**WORK TO BE COMPLETED**
Go through the entries and copy each one exactly. Leave none out.

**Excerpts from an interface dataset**
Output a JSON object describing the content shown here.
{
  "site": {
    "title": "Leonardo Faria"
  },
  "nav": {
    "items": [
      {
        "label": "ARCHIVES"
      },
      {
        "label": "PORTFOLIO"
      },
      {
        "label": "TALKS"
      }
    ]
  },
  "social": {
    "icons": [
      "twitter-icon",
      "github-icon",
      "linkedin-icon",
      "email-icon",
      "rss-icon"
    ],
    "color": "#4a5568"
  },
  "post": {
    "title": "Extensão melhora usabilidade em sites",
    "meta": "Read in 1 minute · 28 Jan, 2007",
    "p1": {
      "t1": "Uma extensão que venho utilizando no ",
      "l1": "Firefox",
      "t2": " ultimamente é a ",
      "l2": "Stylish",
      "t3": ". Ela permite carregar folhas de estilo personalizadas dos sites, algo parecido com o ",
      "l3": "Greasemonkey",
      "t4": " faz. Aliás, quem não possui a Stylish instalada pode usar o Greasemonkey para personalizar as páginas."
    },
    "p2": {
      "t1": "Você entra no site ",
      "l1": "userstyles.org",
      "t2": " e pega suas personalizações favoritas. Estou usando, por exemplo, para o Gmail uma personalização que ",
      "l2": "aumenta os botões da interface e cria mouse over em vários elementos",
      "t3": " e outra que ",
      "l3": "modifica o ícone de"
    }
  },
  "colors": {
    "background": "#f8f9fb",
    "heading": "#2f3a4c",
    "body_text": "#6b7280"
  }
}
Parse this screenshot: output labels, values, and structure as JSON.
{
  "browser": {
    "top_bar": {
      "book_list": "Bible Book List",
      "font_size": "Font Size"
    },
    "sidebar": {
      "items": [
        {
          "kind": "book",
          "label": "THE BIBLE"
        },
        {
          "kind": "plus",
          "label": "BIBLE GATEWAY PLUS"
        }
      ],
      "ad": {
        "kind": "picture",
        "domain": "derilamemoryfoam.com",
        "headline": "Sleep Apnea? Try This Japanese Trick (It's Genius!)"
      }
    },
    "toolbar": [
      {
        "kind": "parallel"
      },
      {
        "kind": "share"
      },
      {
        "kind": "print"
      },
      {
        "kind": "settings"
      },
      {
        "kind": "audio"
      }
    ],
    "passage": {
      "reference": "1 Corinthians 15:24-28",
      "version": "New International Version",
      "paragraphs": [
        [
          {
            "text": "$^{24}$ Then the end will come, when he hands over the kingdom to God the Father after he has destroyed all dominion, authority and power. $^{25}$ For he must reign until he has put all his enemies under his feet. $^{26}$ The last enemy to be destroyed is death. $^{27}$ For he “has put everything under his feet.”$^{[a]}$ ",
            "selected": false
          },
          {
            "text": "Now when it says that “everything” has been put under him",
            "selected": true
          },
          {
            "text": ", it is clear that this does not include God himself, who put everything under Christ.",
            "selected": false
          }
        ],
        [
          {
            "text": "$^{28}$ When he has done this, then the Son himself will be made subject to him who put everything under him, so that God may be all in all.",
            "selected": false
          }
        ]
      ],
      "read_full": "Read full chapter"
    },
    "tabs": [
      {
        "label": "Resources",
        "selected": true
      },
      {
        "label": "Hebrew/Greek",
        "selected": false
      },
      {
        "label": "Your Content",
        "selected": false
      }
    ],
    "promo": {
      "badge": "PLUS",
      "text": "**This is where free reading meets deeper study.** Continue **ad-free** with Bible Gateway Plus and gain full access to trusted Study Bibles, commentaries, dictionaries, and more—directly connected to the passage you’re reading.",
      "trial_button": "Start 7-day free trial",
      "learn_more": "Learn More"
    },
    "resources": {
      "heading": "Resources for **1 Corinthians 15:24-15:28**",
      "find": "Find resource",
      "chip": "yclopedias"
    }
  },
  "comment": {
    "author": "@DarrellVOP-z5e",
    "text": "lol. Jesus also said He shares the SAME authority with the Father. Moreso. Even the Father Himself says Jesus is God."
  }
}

**EXERCISE RESPONSE**
Output a JSON object describing the content shown here.
{
  "site": {
    "title": "Leonardo Faria"
  },
  "nav": {
    "items": [
      {
        "label": "ARCHIVES"
      },
      {
        "label": "PORTFOLIO"
      },
      {
        "label": "TALKS"
      }
    ]
  },
  "social": {
    "icons": [
      "twitter-icon",
      "github-icon",
      "linkedin-icon",
      "email-icon",
      "rss-icon"
    ],
    "color": "#4a5568"
  },
  "post": {
    "title": "Extensão melhora usabilidade em sites",
    "meta": "Read in 1 minute · 28 Jan, 2007",
    "p1": {
      "t1": "Uma extensão que venho utilizando no ",
      "l1": "Firefox",
      "t2": " ultimamente é a ",
      "l2": "Stylish",
      "t3": ". Ela permite carregar folhas de estilo personalizadas dos sites, algo parecido com o ",
      "l3": "Greasemonkey",
      "t4": " faz. Aliás, quem não possui a Stylish instalada pode usar o Greasemonkey para personalizar as páginas."
    },
    "p2": {
      "t1": "Você entra no site ",
      "l1": "userstyles.org",
      "t2": " e pega suas personalizações favoritas. Estou usando, por exemplo, para o Gmail uma personalização que ",
      "l2": "aumenta os botões da interface e cria mouse over em vários elementos",
      "t3": " e outra que ",
      "l3": "modifica o ícone de"
    }
  },
  "colors": {
    "background": "#f8f9fb",
    "heading": "#2f3a4c",
    "body_text": "#6b7280"
  }
}
Parse this screenshot: output labels, values, and structure as JSON.
{
  "browser": {
    "top_bar": {
      "book_list": "Bible Book List",
      "font_size": "Font Size"
    },
    "sidebar": {
      "items": [
        {
          "kind": "book",
          "label": "THE BIBLE"
        },
        {
          "kind": "plus",
          "label": "BIBLE GATEWAY PLUS"
        }
      ],
      "ad": {
        "kind": "picture",
        "domain": "derilamemoryfoam.com",
        "headline": "Sleep Apnea? Try This Japanese Trick (It's Genius!)"
      }
    },
    "toolbar": [
      {
        "kind": "parallel"
      },
      {
        "kind": "share"
      },
      {
        "kind": "print"
      },
      {
        "kind": "settings"
      },
      {
        "kind": "audio"
      }
    ],
    "passage": {
      "reference": "1 Corinthians 15:24-28",
      "version": "New International Version",
      "paragraphs": [
        [
          {
            "text": "$^{24}$ Then the end will come, when he hands over the kingdom to God the Father after he has destroyed all dominion, authority and power. $^{25}$ For he must reign until he has put all his enemies under his feet. $^{26}$ The last enemy to be destroyed is death. $^{27}$ For he “has put everything under his feet.”$^{[a]}$ ",
            "selected": false
          },
          {
            "text": "Now when it says that “everything” has been put under him",
            "selected": true
          },
          {
            "text": ", it is clear that this does not include God himself, who put everything under Christ.",
            "selected": false
          }
        ],
        [
          {
            "text": "$^{28}$ When he has done this, then the Son himself will be made subject to him who put everything under him, so that God may be all in all.",
            "selected": false
          }
        ]
      ],
      "read_full": "Read full chapter"
    },
    "tabs": [
      {
        "label": "Resources",
        "selected": true
      },
      {
        "label": "Hebrew/Greek",
        "selected": false
      },
      {
        "label": "Your Content",
        "selected": false
      }
    ],
    "promo": {
      "badge": "PLUS",
      "text": "**This is where free reading meets deeper study.** Continue **ad-free** with Bible Gateway Plus and gain full access to trusted Study Bibles, commentaries, dictionaries, and more—directly connected to the passage you’re reading.",
      "trial_button": "Start 7-day free trial",
      "learn_more": "Learn More"
    },
    "resources": {
      "heading": "Resources for **1 Corinthians 15:24-15:28**",
      "find": "Find resource",
      "chip": "yclopedias"
    }
  },
  "comment": {
    "author": "@DarrellVOP-z5e",
    "text": "lol. Jesus also said He shares the SAME authority with the Father. Moreso. Even the Father Himself says Jesus is God."
  }
}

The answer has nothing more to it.